1869 8 x 14.5 in (20.32 x 36.83 cm)
An unusual little view of Bethesda Terrace, Central Park. Bethesda Terrace is located at roughly 72nd street in the heart of New York City's Central Park. Depicts the Terrace from a south facing perspective over 'the Lake' towards the Bethesda Fountain and the sculpture, 'Angel of the Waters.' The arched double staircase behind the fountain was designed by Jacob Wrey Mould. It is important to realize that this part of the park was merely planned, not completed, when this view was made. The central sculpture, 'Angel of the Waters' by Emma Stebbins, was not completed until 1873. Vaux and Olmstead envisioned the terrace as a meeting place in the heart of the park. Today it is one of the most picturesque parts of the park and a popular hangout for artists and musicians. This view was published for inclusion in the 1869 13th Annual Report of the Commissioners of Central Park . On the Central Park: Vaux and Olmstead were awarded the task of designing Central Park in 1853 by the City Common Council.
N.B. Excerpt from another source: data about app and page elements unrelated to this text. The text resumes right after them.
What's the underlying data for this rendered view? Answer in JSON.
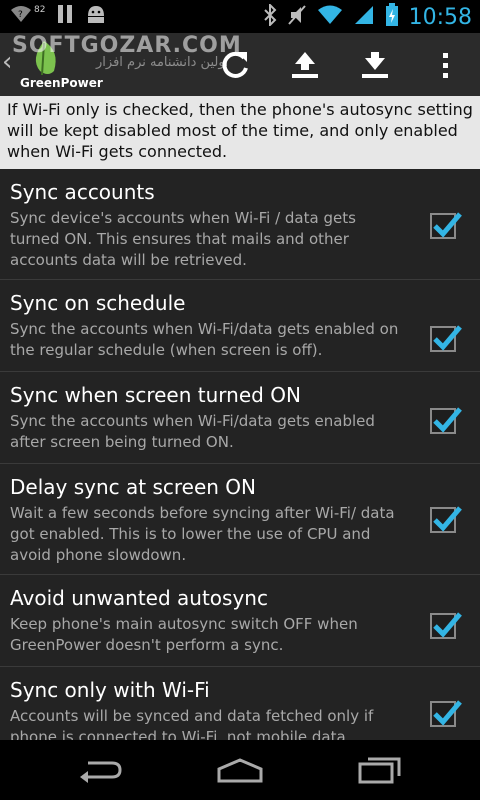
{
  "status_bar": {
    "notification_count": "82",
    "time": "10:58"
  },
  "action_bar": {
    "watermark": "SOFTGOZAR.COM",
    "watermark_sub": "اولین دانشنامه نرم افزار",
    "app_name": "GreenPower",
    "icons": [
      "back-chevron-icon",
      "refresh-icon",
      "upload-icon",
      "download-icon",
      "overflow-menu-icon"
    ]
  },
  "info_text": "If Wi-Fi only is checked, then the phone's autosync setting will be kept disabled most of the time, and only enabled when Wi-Fi gets connected.",
  "settings": [
    {
      "title": "Sync accounts",
      "summary": "Sync device's accounts when Wi-Fi / data gets turned ON. This ensures that mails and other accounts data will be retrieved.",
      "checked": true
    },
    {
      "title": "Sync on schedule",
      "summary": "Sync the accounts when Wi-Fi/data gets enabled on the regular schedule (when screen is off).",
      "checked": true
    },
    {
      "title": "Sync when screen turned ON",
      "summary": "Sync the accounts when Wi-Fi/data gets enabled after screen being turned ON.",
      "checked": true
    },
    {
      "title": "Delay sync at screen ON",
      "summary": "Wait a few seconds before syncing after Wi-Fi/ data got enabled. This is to lower the use of CPU and avoid phone slowdown.",
      "checked": true
    },
    {
      "title": "Avoid unwanted autosync",
      "summary": "Keep phone's main autosync switch OFF when GreenPower doesn't perform a sync.",
      "checked": true
    },
    {
      "title": "Sync only with Wi-Fi",
      "summary": "Accounts will be synced and data fetched only if phone is connected to Wi-Fi, not mobile data.",
      "checked": true
    }
  ],
  "colors": {
    "accent": "#33b5e5",
    "info_bg": "#e7e7e7",
    "list_bg": "#232323",
    "action_bar_bg": "#2b2b2b"
  }
}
Olmstead's vision drove the overall design while Vaux concentrated his attentions on bridges, buildings, and other structures within the park. The creation of Central Park, which was to consist of some 800 acres of public forest, pathways, promenades, lakes, bridges, and meadows, was a seminal moment in civic urban design. The park itself was designed as a whole with every tree, pond, and bench meticulously planned. Olmstead wrote: 'Every foot of the parks surface, every tree and bush, as well as every arch, roadway, and walk and been placed where it is for a purpose.' Historian Gloria Deak writes, 'There was a staggering amount of work to be done to transform the area into a blend of pastoral and woodland scenery. This involved the design and construction of roadways, tunnels, bridges, arches, stairways, fountains, benches, lamp posts, gates, fences and innumerable other artifacts. It also involved the supervision of an army of about five thousand laborers…Olmsted, to whom most of the credit goes, insisted on seeing the multidimensional project as a single work of art, which he was mandated to create. For this purpose, he ventured to assume to himself the title of ‘artist.'' Today, because of Vaux and Olmstead's efforts, New York Yorkers, ourselves included, have the privlidge of enjoying what is, perhaps, the finest example of a planned urban public recreation area in the world.
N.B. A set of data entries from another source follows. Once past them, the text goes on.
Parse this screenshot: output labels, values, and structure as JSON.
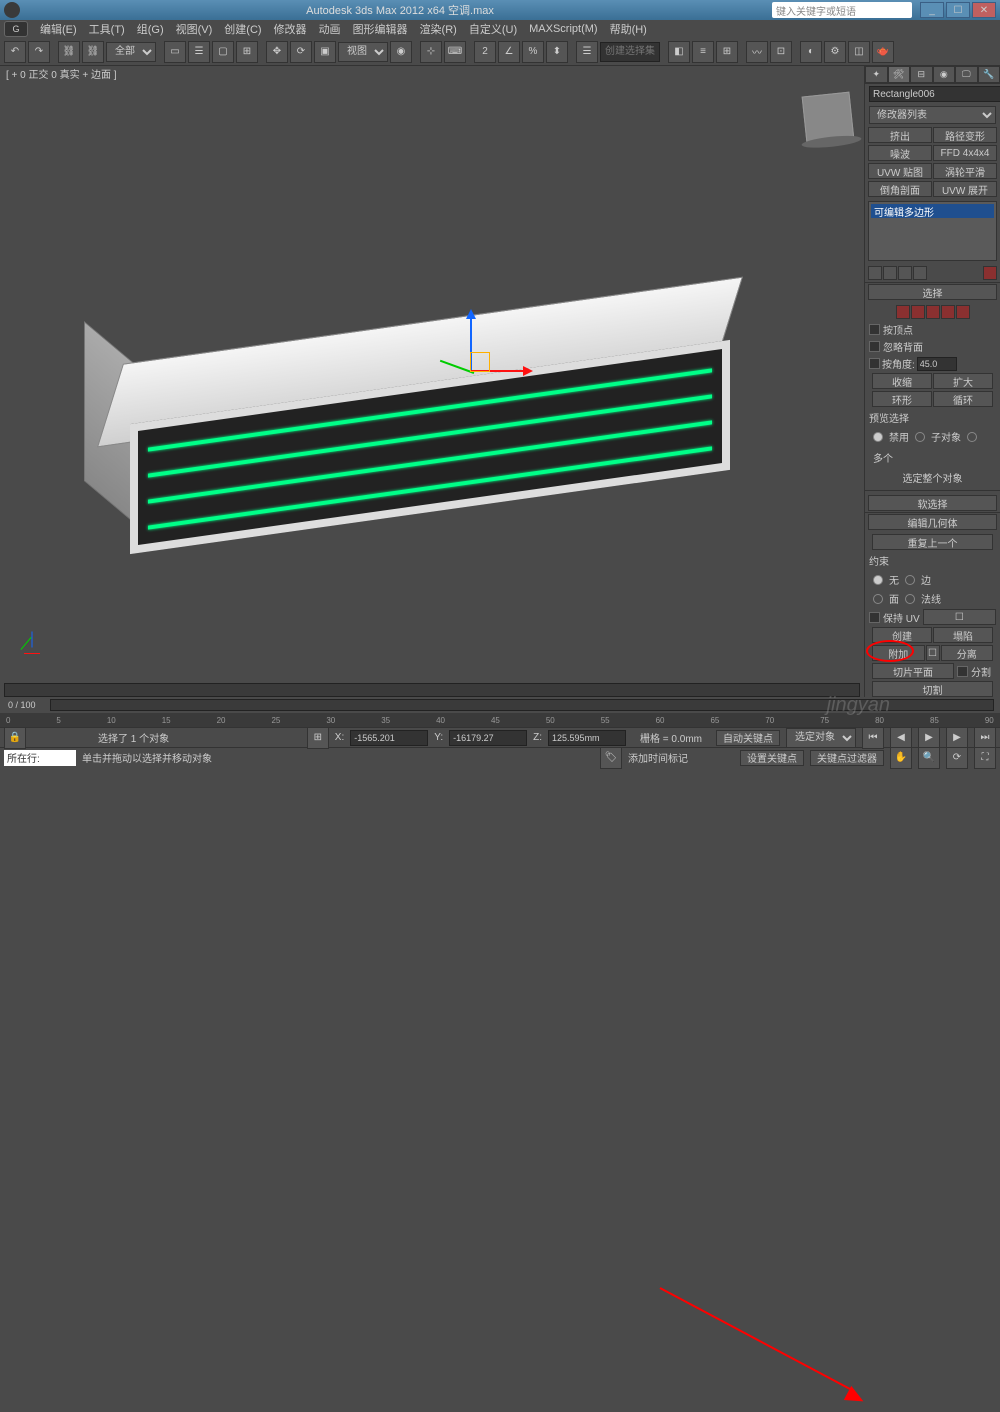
{
  "titlebar": {
    "title": "Autodesk 3ds Max  2012 x64     空调.max",
    "search_placeholder": "键入关键字或短语"
  },
  "menu": {
    "items": [
      "编辑(E)",
      "工具(T)",
      "组(G)",
      "视图(V)",
      "创建(C)",
      "修改器",
      "动画",
      "图形编辑器",
      "渲染(R)",
      "自定义(U)",
      "MAXScript(M)",
      "帮助(H)"
    ]
  },
  "toolbar": {
    "selection_set": "全部",
    "create_sel": "创建选择集"
  },
  "viewport": {
    "label": "[ + 0 正交 0 真实 + 边面 ]"
  },
  "right_panel": {
    "object_name": "Rectangle006",
    "modifier_list": "修改器列表",
    "mod_buttons": [
      "挤出",
      "路径变形",
      "噪波",
      "FFD 4x4x4",
      "UVW 贴图",
      "涡轮平滑",
      "倒角剖面",
      "UVW 展开"
    ],
    "stack_item": "可编辑多边形",
    "rollout_select": "选择",
    "by_vertex": "按顶点",
    "ignore_back": "忽略背面",
    "by_angle": "按角度:",
    "angle_val": "45.0",
    "shrink": "收缩",
    "grow": "扩大",
    "ring": "环形",
    "loop": "循环",
    "preview_sel": "预览选择",
    "disable": "禁用",
    "subobj": "子对象",
    "multi": "多个",
    "select_whole": "选定整个对象",
    "rollout_soft": "软选择",
    "rollout_edit": "编辑几何体",
    "repeat_last": "重复上一个",
    "constraint": "约束",
    "c_none": "无",
    "c_edge": "边",
    "c_face": "面",
    "c_normal": "法线",
    "preserve_uv": "保持 UV",
    "create": "创建",
    "collapse": "塌陷",
    "attach": "附加",
    "detach": "分离",
    "slice_plane": "切片平面",
    "split": "分割",
    "cut": "切割"
  },
  "timeline": {
    "range": "0 / 100",
    "ticks": [
      "0",
      "5",
      "10",
      "15",
      "20",
      "25",
      "30",
      "35",
      "40",
      "45",
      "50",
      "55",
      "60",
      "65",
      "70",
      "75",
      "80",
      "85",
      "90"
    ]
  },
  "status": {
    "selected": "选择了 1 个对象",
    "x_label": "X:",
    "x_val": "-1565.201",
    "y_label": "Y:",
    "y_val": "-16179.27",
    "z_label": "Z:",
    "z_val": "125.595mm",
    "grid": "栅格 = 0.0mm",
    "auto_key": "自动关键点",
    "sel_obj": "选定对象",
    "tag_line": "所在行:",
    "hint": "单击并拖动以选择并移动对象",
    "add_time": "添加时间标记",
    "set_key": "设置关键点",
    "key_filter": "关键点过滤器"
  }
}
Napoleon Sarony (1821-1896), Henry B. Major and Joseph F. Knapp founded the Sarony, Major & Knapp publishing firm in 1857. The firm specialized in portraits, government reports, book illustrations, and architectural and scientific plates. Sarony, Major and Knapp remained in business for ten years finally closing its doors in 1867 when Napoleon Sarony left the firm to follow his interest in photography. In addition to their public sector business, the firm also printed most official maps of New York City, including, between 1860 and 1867, some of earliest maps of Central Park.
Very good condition. Original folds. Hand color. Blank on verso.
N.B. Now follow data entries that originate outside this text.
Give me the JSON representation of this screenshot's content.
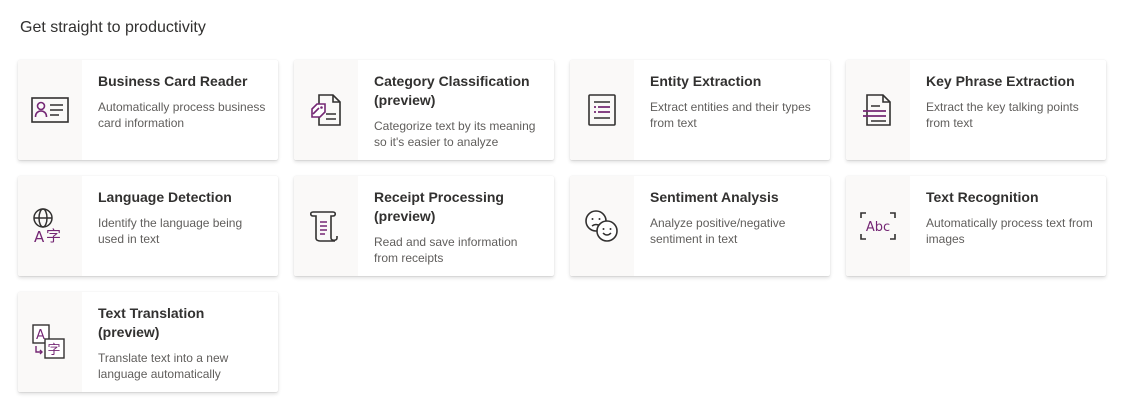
{
  "page": {
    "heading": "Get straight to productivity"
  },
  "colors": {
    "accent": "#742774",
    "icon_stroke": "#323130",
    "icon_panel": "#faf9f8"
  },
  "cards": [
    {
      "title": "Business Card Reader",
      "description": "Automatically process business card information",
      "icon": "business-card-icon"
    },
    {
      "title": "Category Classification (preview)",
      "description": "Categorize text by its meaning so it's easier to analyze",
      "icon": "category-classification-icon"
    },
    {
      "title": "Entity Extraction",
      "description": "Extract entities and their types from text",
      "icon": "entity-extraction-icon"
    },
    {
      "title": "Key Phrase Extraction",
      "description": "Extract the key talking points from text",
      "icon": "key-phrase-icon"
    },
    {
      "title": "Language Detection",
      "description": "Identify the language being used in text",
      "icon": "language-detection-icon"
    },
    {
      "title": "Receipt Processing (preview)",
      "description": "Read and save information from receipts",
      "icon": "receipt-icon"
    },
    {
      "title": "Sentiment Analysis",
      "description": "Analyze positive/negative sentiment in text",
      "icon": "sentiment-icon"
    },
    {
      "title": "Text Recognition",
      "description": "Automatically process text from images",
      "icon": "text-recognition-icon"
    },
    {
      "title": "Text Translation (preview)",
      "description": "Translate text into a new language automatically",
      "icon": "translation-icon"
    }
  ],
  "icon_text": {
    "abc": "Abc",
    "letter_a": "A",
    "zi": "字"
  }
}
Deák, Gloria Gilda. Picturing America: 1497-1899. Vol. 1. Princeton, New Jersey: Princeton University Press, 1988. pp. 535-536; Peters, Harry T. America on Stone. U.S.: Doubleday, Doran, 1931. pp. 350-356. (Sarony, Major & Knapp).